He holds an industrial PhD from the department, and now he returns to Aarhus University after seven years on the “other side”. Thomas Gammeltoft-Hansen, research director at the Raoul Wallenberg Institute in Lund, has been appointed honorary professor at the Department of Law by Dean of Aarhus BSS, Thomas Pallesen.
And he returns with an impressive CV: Apart from a degree in political science, a Master’s degree in refugee studies from Oxford University, Gammeltoft-Hansen has been head of research at the Department for Human Rights, visiting professor at a number of international universities, senior researcher at DIIS (Danish Institute for International Studies) and is often quoted in Danish media. His Phd dissertation about refugee law was subsequently published by Cambridge University Press, and the book won the international Idman award for best international law monography published between 2010-13. Apart from this dissertation, he has authored a long list of Danish and particularly foreign publications - most of them focusing on human rights issues.
And now he can add the title of honorary professor to his business card.
Thomas Gammeltoft-Hansen looks forward to returning to his “old” department and giving something back to the students. As a lecturer (and in the media), he has become known as a strong communicator and for thinking untraditionally. A good example of this was when he invited a refugee into the classroom to tell his story. Or when he took to the stage in the play “Welcome to Denmark”, where the audience was forced to consider specific asylum cases.
But research-wise, he is also looking forward to joining forces with the other researchers at the department and believes that this is highly necessary:
“I hope that together we can initiate new collaborations on globalisation and human rights, e.g. in the fields of refugees and immigration.
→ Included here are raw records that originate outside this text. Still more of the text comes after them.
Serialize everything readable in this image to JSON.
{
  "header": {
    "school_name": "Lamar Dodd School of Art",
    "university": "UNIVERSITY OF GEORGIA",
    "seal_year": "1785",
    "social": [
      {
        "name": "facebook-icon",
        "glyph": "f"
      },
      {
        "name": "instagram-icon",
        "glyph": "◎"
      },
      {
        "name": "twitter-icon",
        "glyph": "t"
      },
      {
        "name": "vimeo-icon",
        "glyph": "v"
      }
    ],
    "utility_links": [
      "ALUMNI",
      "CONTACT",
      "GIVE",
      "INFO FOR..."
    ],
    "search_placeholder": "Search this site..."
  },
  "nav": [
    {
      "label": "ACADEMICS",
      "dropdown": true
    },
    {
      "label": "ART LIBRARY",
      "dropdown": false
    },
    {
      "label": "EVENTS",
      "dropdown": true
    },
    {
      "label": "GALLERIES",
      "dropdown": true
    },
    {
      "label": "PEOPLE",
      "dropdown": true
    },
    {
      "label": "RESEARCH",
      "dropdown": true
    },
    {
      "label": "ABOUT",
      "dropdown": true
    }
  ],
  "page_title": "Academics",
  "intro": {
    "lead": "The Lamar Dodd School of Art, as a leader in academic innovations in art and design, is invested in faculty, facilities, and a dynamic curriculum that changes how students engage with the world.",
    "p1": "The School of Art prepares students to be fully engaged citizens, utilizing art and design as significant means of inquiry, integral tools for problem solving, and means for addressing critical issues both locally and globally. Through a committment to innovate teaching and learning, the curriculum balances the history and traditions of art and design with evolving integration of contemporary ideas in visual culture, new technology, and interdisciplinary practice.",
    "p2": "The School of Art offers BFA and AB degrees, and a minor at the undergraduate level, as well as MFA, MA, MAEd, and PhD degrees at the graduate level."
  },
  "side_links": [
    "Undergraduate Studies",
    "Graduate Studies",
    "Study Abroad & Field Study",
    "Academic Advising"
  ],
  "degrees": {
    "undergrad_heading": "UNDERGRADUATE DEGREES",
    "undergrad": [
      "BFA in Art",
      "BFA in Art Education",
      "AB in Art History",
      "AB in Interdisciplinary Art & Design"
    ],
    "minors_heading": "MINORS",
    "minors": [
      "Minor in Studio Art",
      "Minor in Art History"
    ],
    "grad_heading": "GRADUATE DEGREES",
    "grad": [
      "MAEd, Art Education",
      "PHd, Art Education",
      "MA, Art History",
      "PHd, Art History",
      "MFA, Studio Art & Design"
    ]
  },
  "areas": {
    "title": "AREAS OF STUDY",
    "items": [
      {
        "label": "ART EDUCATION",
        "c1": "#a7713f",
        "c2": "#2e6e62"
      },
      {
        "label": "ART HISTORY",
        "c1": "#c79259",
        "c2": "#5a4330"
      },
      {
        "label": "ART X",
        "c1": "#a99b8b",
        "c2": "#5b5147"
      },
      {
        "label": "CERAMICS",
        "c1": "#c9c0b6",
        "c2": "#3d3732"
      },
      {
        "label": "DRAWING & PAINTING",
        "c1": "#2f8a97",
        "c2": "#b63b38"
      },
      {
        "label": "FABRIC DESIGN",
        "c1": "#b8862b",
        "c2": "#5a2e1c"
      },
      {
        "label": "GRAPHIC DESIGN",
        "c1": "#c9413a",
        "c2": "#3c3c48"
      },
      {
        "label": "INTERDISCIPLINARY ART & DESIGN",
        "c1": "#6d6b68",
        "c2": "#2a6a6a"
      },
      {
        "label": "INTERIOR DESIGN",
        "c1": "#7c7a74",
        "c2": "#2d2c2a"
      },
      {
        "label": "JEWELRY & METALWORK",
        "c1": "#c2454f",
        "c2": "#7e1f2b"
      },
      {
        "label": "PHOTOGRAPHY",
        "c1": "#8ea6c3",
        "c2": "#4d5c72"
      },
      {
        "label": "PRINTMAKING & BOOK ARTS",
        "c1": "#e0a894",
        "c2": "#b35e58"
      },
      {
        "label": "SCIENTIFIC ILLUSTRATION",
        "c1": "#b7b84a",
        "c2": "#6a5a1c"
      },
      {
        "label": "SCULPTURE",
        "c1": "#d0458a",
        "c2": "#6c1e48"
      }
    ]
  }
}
There is a real need for thinking outside the box and for combining our research competences not only in the field of law, but also in the interface between law and politics. States are increasingly demanding more room to maneuver in relation to e.g. human rights and refugee conventions, which are thus under extreme pressure and politisation,” he says.
Professor Jens Vedsted-Hansen, who together with Gammeltoft-Hansen has authored the soon-to-be-published book “Human Rights and the Dark Side of Globalisation”, is thrilled with his new colleague, who also used to be his PhD student:
Thomas takes an extremely interesting perspective on e.g. international law, human rights and asylum as well as on the international political framework that affects - and to some extent - challenges international law. He has also collaborated with a number of international experts on aspects such as sovereignty, so he can offer an interesting contribution to the research and teaching at our department,” says Jens Vedsted-Hansen.
At the Department of Law, Thomas Gammeltoft-Hansen will be assigned to the subject group for EU Law and International Law and the research centre International and transnational tendencies in law (INTRAlaw).
He will hold an inaugural lecture on 25 November at 13:00. The title of the lecture is: ”The Changing Practices of International Law: the uneasy legacy of Wolfgang Friedmann.”
Everyone is welcome to attend.
Research Director at the Raoul Wallenberg Institute of Human Rights and Humanitarian Law
Tel.: 5020 3400